Shares in US-based First Republic Bank dropped a whopping 52 per cent to $39 in pre-market trading on fears of contagion in the US banking system after Silicon Valley Bank collapsed on Friday.
First Republic Bank shares closed 15 per cent lower at $81.76 on Friday. Sellling pressure in pre-market trading indicates nervousness among investors towards banking space amid high interest rates and collapse of Silicon valley Bank, analysts said.
The financial institution best known for its relationships with high-flying world technology startups and venture capital, Silicon Valley Bank, experienced one of the oldest problems in banking — a bank run — which led to its failure on Friday.
Its downfall is the largest failure of a financial institution since Washington Mutual collapsed at the height of the financial crisis more than a decade ago. And it had immediate effects. Some startups that had ties to the bank scrambled to pay their workers, and feared they might have to pause projects or lay off or furlough employees until they could access their funds.
How did this happen? Here’s what to know about why the bank failed, who was affected most, and what to know about how it may, and may not affect, the wider banking system in the U.S.
Silicon Valley Bank was hit hard by the downturn in technology stocks over the past year as well as the Federal Reserve’s aggressive plan to increase interest rates to combat inflation.
The bank bought billions of dollars worth of bonds over the past couple of years, using customers’ deposits as a typical bank would normally operate.
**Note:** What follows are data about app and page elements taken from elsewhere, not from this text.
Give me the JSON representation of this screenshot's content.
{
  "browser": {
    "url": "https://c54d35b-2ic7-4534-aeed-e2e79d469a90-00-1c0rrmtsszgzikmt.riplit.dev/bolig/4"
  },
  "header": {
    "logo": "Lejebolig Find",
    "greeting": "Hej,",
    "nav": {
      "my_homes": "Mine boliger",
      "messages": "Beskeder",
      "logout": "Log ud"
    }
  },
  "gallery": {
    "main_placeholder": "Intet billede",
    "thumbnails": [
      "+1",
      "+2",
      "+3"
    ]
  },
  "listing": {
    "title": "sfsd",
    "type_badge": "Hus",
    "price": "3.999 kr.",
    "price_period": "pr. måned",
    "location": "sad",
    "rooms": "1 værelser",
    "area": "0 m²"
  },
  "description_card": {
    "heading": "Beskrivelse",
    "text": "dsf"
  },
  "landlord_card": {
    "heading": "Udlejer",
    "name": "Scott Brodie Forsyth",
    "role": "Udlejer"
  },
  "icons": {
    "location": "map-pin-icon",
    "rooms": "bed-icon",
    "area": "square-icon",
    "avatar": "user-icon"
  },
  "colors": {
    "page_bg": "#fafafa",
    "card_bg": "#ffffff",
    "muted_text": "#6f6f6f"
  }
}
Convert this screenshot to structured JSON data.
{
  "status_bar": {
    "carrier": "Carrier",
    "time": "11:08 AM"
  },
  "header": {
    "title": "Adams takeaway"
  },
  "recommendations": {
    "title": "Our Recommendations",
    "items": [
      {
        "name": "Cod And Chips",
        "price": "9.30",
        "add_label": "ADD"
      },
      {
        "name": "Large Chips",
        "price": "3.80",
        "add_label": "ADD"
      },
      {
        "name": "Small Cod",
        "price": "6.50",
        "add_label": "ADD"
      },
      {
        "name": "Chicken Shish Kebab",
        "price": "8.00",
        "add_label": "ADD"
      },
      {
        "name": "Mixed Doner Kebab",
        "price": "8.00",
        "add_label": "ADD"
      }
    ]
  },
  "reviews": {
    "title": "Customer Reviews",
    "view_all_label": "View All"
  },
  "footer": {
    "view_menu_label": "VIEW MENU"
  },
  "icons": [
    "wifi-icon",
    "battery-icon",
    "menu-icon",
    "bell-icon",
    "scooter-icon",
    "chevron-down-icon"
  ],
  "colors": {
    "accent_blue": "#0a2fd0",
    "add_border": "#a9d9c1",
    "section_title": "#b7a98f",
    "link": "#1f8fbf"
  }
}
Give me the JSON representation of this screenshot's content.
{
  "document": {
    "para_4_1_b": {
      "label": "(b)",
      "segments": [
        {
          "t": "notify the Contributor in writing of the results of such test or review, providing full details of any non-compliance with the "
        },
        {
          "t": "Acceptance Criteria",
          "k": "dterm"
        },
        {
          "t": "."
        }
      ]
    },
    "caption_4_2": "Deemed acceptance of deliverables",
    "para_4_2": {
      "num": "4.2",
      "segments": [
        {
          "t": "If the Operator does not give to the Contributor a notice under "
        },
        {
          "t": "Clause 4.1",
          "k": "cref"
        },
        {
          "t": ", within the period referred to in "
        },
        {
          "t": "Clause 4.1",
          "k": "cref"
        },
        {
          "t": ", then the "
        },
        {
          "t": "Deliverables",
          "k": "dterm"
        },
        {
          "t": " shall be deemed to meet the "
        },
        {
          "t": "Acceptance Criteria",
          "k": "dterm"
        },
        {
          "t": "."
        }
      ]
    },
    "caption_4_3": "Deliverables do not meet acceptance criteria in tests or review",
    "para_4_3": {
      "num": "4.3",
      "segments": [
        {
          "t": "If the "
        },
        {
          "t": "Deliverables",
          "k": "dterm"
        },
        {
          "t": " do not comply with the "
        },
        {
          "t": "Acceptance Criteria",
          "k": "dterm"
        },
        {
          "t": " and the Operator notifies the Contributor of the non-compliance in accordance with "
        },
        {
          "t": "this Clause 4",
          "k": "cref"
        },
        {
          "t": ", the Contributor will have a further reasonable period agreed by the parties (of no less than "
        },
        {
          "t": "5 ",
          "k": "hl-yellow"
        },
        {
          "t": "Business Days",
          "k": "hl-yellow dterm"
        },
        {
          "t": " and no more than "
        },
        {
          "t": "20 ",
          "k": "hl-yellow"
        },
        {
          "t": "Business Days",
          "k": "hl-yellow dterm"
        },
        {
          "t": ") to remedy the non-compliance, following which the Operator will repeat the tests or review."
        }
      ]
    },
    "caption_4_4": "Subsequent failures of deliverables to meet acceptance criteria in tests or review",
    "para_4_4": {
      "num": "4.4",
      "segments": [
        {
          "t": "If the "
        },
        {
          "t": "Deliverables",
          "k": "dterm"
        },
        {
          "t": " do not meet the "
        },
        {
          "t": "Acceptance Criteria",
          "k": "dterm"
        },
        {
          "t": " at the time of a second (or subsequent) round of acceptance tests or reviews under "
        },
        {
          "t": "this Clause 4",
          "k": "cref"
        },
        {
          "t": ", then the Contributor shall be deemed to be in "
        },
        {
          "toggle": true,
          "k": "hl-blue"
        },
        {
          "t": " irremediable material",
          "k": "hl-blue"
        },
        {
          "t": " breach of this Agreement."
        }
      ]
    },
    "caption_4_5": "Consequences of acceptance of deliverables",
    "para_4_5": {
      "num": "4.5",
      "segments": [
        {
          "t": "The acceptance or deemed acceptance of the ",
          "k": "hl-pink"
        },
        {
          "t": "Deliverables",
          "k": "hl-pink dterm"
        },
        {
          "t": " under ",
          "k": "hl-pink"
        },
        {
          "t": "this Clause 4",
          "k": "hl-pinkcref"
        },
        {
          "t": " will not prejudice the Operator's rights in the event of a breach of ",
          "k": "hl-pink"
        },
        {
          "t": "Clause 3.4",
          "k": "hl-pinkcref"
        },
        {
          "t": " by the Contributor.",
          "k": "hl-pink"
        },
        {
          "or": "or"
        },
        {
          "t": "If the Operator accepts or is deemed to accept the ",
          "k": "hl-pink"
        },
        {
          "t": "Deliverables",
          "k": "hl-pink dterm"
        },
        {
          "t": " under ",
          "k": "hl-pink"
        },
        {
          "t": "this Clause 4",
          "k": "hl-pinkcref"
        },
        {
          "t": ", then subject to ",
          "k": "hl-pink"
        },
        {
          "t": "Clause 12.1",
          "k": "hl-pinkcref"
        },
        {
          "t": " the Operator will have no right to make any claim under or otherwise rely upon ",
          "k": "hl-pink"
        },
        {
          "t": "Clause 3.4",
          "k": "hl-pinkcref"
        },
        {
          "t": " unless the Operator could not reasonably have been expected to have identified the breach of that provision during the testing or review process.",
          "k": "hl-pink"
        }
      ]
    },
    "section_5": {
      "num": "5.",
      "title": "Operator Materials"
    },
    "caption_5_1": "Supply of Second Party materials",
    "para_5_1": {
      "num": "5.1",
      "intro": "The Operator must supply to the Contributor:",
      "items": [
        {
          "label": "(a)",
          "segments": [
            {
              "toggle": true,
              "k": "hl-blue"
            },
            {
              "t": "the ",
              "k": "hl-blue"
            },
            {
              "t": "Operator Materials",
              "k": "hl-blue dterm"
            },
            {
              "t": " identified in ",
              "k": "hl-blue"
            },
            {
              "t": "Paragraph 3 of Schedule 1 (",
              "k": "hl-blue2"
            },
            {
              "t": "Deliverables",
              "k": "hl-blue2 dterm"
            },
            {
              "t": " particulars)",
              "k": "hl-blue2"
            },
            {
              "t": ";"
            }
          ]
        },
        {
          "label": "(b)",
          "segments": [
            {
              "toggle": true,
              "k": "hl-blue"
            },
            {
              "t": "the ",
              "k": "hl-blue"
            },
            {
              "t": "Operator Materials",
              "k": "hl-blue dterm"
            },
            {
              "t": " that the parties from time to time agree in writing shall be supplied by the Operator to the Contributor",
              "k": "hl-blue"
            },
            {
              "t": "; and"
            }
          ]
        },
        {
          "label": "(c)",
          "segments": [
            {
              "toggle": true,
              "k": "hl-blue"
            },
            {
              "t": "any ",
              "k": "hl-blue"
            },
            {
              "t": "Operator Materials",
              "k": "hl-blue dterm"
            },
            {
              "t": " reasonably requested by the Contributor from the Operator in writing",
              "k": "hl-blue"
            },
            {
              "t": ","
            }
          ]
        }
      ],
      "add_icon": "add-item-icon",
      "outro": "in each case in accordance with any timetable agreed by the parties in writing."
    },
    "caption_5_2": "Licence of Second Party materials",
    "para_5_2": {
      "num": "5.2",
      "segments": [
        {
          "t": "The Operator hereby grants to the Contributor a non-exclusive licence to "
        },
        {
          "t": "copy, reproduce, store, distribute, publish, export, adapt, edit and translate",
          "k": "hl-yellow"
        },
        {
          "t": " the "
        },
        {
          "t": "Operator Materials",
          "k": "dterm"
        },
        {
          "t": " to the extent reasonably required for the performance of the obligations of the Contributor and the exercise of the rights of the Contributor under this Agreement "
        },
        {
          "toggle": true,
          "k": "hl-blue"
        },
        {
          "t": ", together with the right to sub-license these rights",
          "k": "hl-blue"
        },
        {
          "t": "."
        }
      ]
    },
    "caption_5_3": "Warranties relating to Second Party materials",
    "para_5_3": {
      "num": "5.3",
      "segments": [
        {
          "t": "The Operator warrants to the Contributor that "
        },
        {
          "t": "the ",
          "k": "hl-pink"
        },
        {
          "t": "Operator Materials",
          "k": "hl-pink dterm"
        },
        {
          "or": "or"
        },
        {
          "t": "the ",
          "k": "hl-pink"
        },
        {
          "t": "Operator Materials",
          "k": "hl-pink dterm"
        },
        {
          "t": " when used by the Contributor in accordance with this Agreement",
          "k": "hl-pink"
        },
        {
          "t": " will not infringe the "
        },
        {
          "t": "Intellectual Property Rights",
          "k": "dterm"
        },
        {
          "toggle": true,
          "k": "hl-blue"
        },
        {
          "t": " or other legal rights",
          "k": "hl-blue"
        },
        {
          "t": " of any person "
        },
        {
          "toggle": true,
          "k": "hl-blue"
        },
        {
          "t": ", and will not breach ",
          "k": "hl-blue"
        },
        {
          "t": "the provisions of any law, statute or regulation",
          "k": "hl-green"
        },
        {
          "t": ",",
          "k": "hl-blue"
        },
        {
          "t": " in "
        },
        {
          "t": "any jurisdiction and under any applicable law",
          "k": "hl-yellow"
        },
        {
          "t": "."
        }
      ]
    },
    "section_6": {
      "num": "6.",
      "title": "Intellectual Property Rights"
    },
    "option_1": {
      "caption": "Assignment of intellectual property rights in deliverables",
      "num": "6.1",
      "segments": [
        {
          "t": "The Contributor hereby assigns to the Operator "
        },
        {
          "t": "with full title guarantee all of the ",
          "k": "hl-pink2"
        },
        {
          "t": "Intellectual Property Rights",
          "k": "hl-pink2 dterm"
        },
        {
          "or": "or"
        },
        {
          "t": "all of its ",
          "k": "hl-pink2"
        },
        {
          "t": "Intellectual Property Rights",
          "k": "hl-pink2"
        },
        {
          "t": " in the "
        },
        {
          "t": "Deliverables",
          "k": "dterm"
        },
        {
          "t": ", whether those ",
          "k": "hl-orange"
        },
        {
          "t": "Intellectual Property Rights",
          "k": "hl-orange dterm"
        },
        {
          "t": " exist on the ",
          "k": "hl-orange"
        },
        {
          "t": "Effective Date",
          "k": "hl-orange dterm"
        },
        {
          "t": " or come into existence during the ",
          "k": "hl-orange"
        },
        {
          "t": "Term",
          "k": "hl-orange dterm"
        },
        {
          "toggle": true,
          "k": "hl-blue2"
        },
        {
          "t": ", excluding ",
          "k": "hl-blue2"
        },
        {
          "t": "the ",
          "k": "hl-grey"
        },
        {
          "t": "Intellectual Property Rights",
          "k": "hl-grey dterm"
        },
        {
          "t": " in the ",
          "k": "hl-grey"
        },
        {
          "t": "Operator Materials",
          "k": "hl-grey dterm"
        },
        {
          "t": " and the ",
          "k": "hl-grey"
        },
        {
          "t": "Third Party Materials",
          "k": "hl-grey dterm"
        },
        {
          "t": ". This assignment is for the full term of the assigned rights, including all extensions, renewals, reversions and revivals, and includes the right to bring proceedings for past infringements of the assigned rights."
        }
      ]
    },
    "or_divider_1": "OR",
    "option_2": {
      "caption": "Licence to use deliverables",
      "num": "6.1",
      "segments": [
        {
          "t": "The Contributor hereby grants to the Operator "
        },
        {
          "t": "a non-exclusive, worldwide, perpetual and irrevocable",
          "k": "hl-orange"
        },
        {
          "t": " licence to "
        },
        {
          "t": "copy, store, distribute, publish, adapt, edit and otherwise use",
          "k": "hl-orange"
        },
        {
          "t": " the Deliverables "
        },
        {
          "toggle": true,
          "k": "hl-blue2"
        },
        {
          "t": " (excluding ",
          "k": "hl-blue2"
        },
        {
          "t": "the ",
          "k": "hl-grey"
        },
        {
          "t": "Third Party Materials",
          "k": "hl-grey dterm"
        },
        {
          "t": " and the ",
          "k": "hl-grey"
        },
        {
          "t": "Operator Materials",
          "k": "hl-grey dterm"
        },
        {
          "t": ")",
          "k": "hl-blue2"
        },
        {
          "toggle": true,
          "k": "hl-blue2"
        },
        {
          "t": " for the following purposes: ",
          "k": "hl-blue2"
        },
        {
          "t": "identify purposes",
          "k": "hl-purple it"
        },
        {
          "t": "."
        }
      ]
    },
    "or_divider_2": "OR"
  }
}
These investments are typically safe, but the value of those investments fell because they paid lower interest rates than what a comparable bond would pay if issued in today’s higher interest rate environment.
(With AP inputs)